Excerpts from an interface dataset
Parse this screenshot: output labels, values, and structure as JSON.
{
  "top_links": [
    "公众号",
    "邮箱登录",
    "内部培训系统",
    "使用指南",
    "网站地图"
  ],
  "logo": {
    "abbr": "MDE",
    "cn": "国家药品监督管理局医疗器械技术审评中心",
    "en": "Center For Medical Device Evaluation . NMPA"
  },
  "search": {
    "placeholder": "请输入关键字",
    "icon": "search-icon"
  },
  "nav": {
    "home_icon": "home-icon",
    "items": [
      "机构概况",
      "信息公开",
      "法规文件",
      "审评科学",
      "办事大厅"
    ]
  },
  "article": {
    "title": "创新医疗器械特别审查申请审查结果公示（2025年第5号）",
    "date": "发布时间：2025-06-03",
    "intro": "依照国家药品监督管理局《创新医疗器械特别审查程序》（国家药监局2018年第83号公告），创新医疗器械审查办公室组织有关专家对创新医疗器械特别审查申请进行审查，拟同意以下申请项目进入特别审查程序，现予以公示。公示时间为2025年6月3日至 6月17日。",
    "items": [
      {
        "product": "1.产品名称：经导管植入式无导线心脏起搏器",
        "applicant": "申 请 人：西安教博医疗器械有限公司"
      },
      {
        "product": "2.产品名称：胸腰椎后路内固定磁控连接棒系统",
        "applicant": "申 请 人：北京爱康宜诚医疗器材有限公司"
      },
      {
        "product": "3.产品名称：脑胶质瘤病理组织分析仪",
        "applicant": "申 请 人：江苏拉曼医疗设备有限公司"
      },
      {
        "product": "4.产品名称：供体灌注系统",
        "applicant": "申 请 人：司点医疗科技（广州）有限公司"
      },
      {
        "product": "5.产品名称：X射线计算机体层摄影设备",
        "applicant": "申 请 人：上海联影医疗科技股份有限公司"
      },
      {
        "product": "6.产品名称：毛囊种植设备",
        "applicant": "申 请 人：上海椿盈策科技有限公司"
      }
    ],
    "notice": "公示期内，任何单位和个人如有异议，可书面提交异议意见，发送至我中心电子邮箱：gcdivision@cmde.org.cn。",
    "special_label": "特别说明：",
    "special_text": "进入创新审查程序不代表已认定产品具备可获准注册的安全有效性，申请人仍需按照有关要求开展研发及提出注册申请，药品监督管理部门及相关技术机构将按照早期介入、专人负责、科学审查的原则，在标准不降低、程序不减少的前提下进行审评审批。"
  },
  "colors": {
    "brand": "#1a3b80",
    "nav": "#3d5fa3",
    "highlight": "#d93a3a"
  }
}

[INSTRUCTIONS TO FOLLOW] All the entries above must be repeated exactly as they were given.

[THE ANSWER]
Parse this screenshot: output labels, values, and structure as JSON.
{
  "top_links": [
    "公众号",
    "邮箱登录",
    "内部培训系统",
    "使用指南",
    "网站地图"
  ],
  "logo": {
    "abbr": "MDE",
    "cn": "国家药品监督管理局医疗器械技术审评中心",
    "en": "Center For Medical Device Evaluation . NMPA"
  },
  "search": {
    "placeholder": "请输入关键字",
    "icon": "search-icon"
  },
  "nav": {
    "home_icon": "home-icon",
    "items": [
      "机构概况",
      "信息公开",
      "法规文件",
      "审评科学",
      "办事大厅"
    ]
  },
  "article": {
    "title": "创新医疗器械特别审查申请审查结果公示（2025年第5号）",
    "date": "发布时间：2025-06-03",
    "intro": "依照国家药品监督管理局《创新医疗器械特别审查程序》（国家药监局2018年第83号公告），创新医疗器械审查办公室组织有关专家对创新医疗器械特别审查申请进行审查，拟同意以下申请项目进入特别审查程序，现予以公示。公示时间为2025年6月3日至 6月17日。",
    "items": [
      {
        "product": "1.产品名称：经导管植入式无导线心脏起搏器",
        "applicant": "申 请 人：西安教博医疗器械有限公司"
      },
      {
        "product": "2.产品名称：胸腰椎后路内固定磁控连接棒系统",
        "applicant": "申 请 人：北京爱康宜诚医疗器材有限公司"
      },
      {
        "product": "3.产品名称：脑胶质瘤病理组织分析仪",
        "applicant": "申 请 人：江苏拉曼医疗设备有限公司"
      },
      {
        "product": "4.产品名称：供体灌注系统",
        "applicant": "申 请 人：司点医疗科技（广州）有限公司"
      },
      {
        "product": "5.产品名称：X射线计算机体层摄影设备",
        "applicant": "申 请 人：上海联影医疗科技股份有限公司"
      },
      {
        "product": "6.产品名称：毛囊种植设备",
        "applicant": "申 请 人：上海椿盈策科技有限公司"
      }
    ],
    "notice": "公示期内，任何单位和个人如有异议，可书面提交异议意见，发送至我中心电子邮箱：gcdivision@cmde.org.cn。",
    "special_label": "特别说明：",
    "special_text": "进入创新审查程序不代表已认定产品具备可获准注册的安全有效性，申请人仍需按照有关要求开展研发及提出注册申请，药品监督管理部门及相关技术机构将按照早期介入、专人负责、科学审查的原则，在标准不降低、程序不减少的前提下进行审评审批。"
  },
  "colors": {
    "brand": "#1a3b80",
    "nav": "#3d5fa3",
    "highlight": "#d93a3a"
  }
}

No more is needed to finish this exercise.